U.S., Israel developed Flame computer virus to slow Iranian nuclear efforts, officials say
The Washington Post – Ellen Nakashima, Greg Miller and Julie Tate
The United States and Israel jointly developed a sophisticated computer virus nicknamed Flame that collected intelligence in preparation for cyber-sabotage aimed at slowing Iran’s ability to develop a nuclear weapon, according to Western officials with knowledge of the effort.
The massive piece of malware secretly mapped and monitored Iran’s computer networks, sending back a steady stream of intelligence to prepare for a cyberwarfare campaign, according to the officials.
Foreign Policy – Rebecca MacKinnon
The incident underscored the extent to which people around the world have come to rely on Facebook for political activism and discourse — from the Green Movement in Iran, to revolutionaries in Egypt, to U.S. President Barack Obama’s re-election campaign. Facebook is not a physical country, but with 900 million users, its „population“ comes third after China and India. It may not be able to tax or jail its inhabitants, but its executives, programmers, and engineers do exercise a form of governance over people’s online activities and identities.
Gamers Need a Bill of Rights
The Atlantic – Yannick LeJacq

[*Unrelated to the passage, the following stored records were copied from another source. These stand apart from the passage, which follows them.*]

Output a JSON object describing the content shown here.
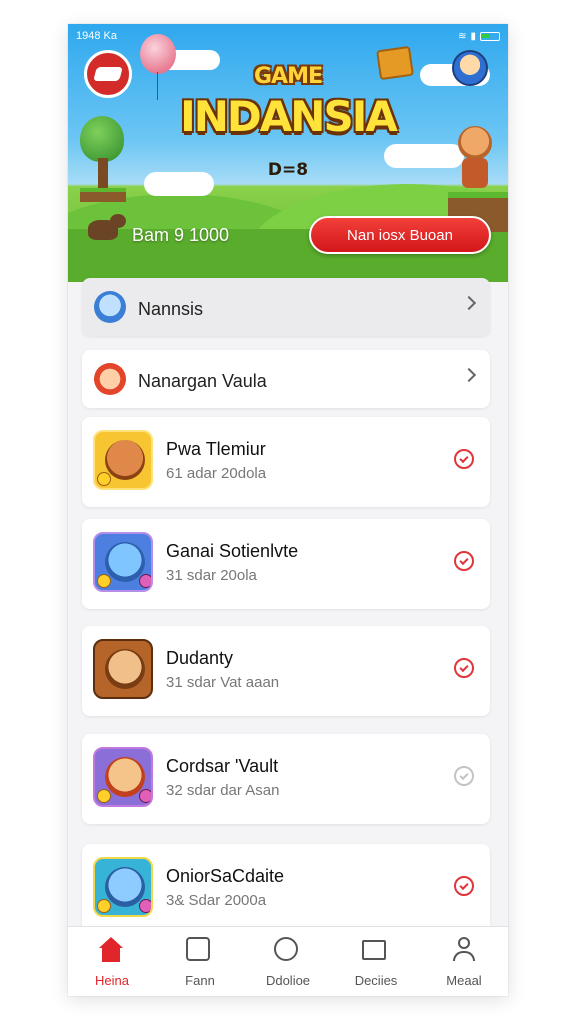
{
  "status_bar": {
    "time": "1948 Ka"
  },
  "banner": {
    "title_small": "GAME",
    "title_main": "INDANSIA",
    "code": "D=8",
    "balance": "Bam 9 1000",
    "cta_label": "Nan iosx Buoan"
  },
  "menu": [
    {
      "label": "Nannsis",
      "highlighted": true
    },
    {
      "label": "Nanargan Vaula",
      "highlighted": false
    }
  ],
  "games": [
    {
      "title": "Pwa Tlemiur",
      "subtitle": "61 adar 20dola",
      "checked": true
    },
    {
      "title": "Ganai Sotienlvte",
      "subtitle": "31 sdar 20ola",
      "checked": true
    },
    {
      "title": "Dudanty",
      "subtitle": "31 sdar Vat aaan",
      "checked": true
    },
    {
      "title": "Cordsar 'Vault",
      "subtitle": "32 sdar dar Asan",
      "checked": false
    },
    {
      "title": "OniorSaCdaite",
      "subtitle": "3& Sdar 2000a",
      "checked": true
    }
  ],
  "bottom_nav": [
    {
      "label": "Heina",
      "icon": "home-icon",
      "active": true
    },
    {
      "label": "Fann",
      "icon": "games-icon",
      "active": false
    },
    {
      "label": "Ddolioe",
      "icon": "compass-icon",
      "active": false
    },
    {
      "label": "Deciies",
      "icon": "inbox-icon",
      "active": false
    },
    {
      "label": "Meaal",
      "icon": "profile-icon",
      "active": false
    }
  ],
  "colors": {
    "accent": "#e0262b",
    "muted": "#c4c4c4"
  }
}
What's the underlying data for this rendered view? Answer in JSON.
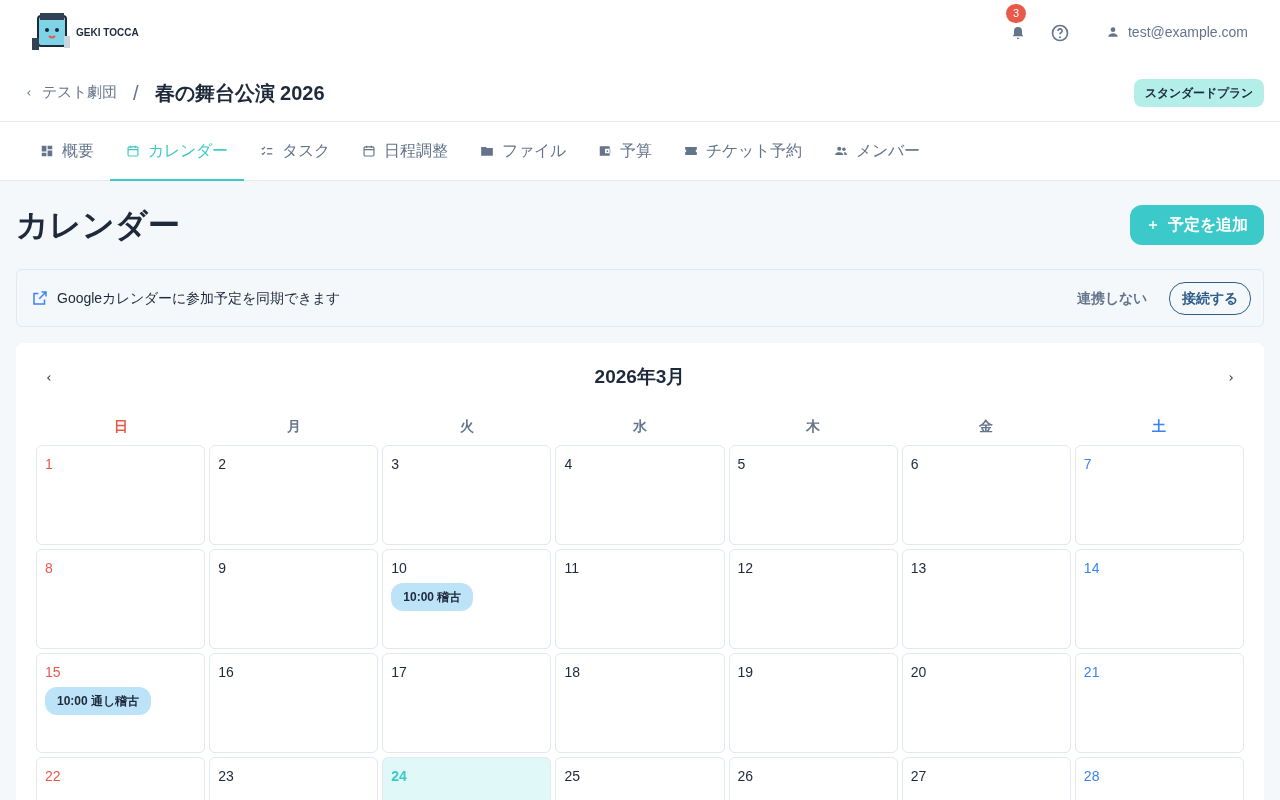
{
  "header": {
    "logo_text": "GEKI TOCCA",
    "notifications": {
      "count": "3"
    },
    "user": {
      "email": "test@example.com"
    }
  },
  "breadcrumb": {
    "parent": "テスト劇団",
    "separator": "/",
    "title": "春の舞台公演 2026",
    "plan_badge": "スタンダードプラン"
  },
  "tabs": [
    {
      "label": "概要",
      "selected": false
    },
    {
      "label": "カレンダー",
      "selected": true
    },
    {
      "label": "タスク",
      "selected": false
    },
    {
      "label": "日程調整",
      "selected": false
    },
    {
      "label": "ファイル",
      "selected": false
    },
    {
      "label": "予算",
      "selected": false
    },
    {
      "label": "チケット予約",
      "selected": false
    },
    {
      "label": "メンバー",
      "selected": false
    }
  ],
  "page": {
    "title": "カレンダー",
    "add_button": "予定を追加"
  },
  "sync_banner": {
    "message": "Googleカレンダーに参加予定を同期できます",
    "skip_button": "連携しない",
    "connect_button": "接続する"
  },
  "calendar": {
    "month": "2026年3月",
    "weekdays": [
      "日",
      "月",
      "火",
      "水",
      "木",
      "金",
      "土"
    ],
    "weeks": [
      [
        {
          "day": "1",
          "today": false
        },
        {
          "day": "2",
          "today": false
        },
        {
          "day": "3",
          "today": false
        },
        {
          "day": "4",
          "today": false
        },
        {
          "day": "5",
          "today": false
        },
        {
          "day": "6",
          "today": false
        },
        {
          "day": "7",
          "today": false
        }
      ],
      [
        {
          "day": "8",
          "today": false
        },
        {
          "day": "9",
          "today": false
        },
        {
          "day": "10",
          "today": false,
          "events": [
            "10:00 稽古"
          ]
        },
        {
          "day": "11",
          "today": false
        },
        {
          "day": "12",
          "today": false
        },
        {
          "day": "13",
          "today": false
        },
        {
          "day": "14",
          "today": false
        }
      ],
      [
        {
          "day": "15",
          "today": false,
          "events": [
            "10:00 通し稽古"
          ]
        },
        {
          "day": "16",
          "today": false
        },
        {
          "day": "17",
          "today": false
        },
        {
          "day": "18",
          "today": false
        },
        {
          "day": "19",
          "today": false
        },
        {
          "day": "20",
          "today": false
        },
        {
          "day": "21",
          "today": false
        }
      ],
      [
        {
          "day": "22",
          "today": false
        },
        {
          "day": "23",
          "today": false
        },
        {
          "day": "24",
          "today": true
        },
        {
          "day": "25",
          "today": false
        },
        {
          "day": "26",
          "today": false
        },
        {
          "day": "27",
          "today": false
        },
        {
          "day": "28",
          "today": false
        }
      ]
    ]
  }
}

The need for gamers to assert their rights becomes immediately apparent now that real money has been introduced to the Diablo world. As Edward Castronova, Professor of Telecommunications at Indiana University Bloomington and scholar of virtual economies, explained to me, multiplayer videogames have long featured complex economic interactions with real-world implications—whether in money gained or lost, or simply the amount of time sunk into a virtual world. Since EverQuest first launched in 1999, games often used a „dual currency model“—where all goods within a virtual world are exchanged with a unique virtual currency.
But within any dual-currency model, a third party market invariably arose where users could trade virtual goods through a platform like eBay. Lacking the regulation of either the game itself or a real-world government, these sales gave rise to „gold farming“ (harvesting virtual goods or currency to sell to other users, such as this Diablo III player claiming to make 60 million coins an hour) and periodic charges of de facto „virtual sweatshops“ arising (a more insidious form of gold farming where groups of players work inhumane hours for substandard pay)—transforming a leisure activity presumed to be fun into a geopolitical nightmare.
Network Neutrality and Quality of Service: What a Non-Discrimination Rule Should Look Like
Center for Internet and Society at Stanford Law School – Barbara van Schewick
This paper proposes a framework that policy makers and others can use to choose among different options for network neutrality rules and uses this framework to evaluate existing proposals for non-discrimination rules and the non-discrimination rule adopted by the FCC in its Open Internet Order. In the process, it explains how the different non-discrimination rules affect network providersʼ ability to offer Quality of Service and which forms of Quality of Service, if any, a non-discrimination rule should allow.
EuroDIG: Will Governments Let Civil Society Rescue Net Governance?
Intellectual Property Watch – Monika Ermert
The roles of governments, civil society and industry in ruling the internet – and other spaces – seems to be in a profound change. With governments in cross-border law enforcement situations increasingly unable to protect fundamental rights, as European Parliament Member Marietje Schaake said during a session of the European Dialogue on Internet Governance (EuroDIG) in Stockholm last week, it seems to be civil society that can do something about it.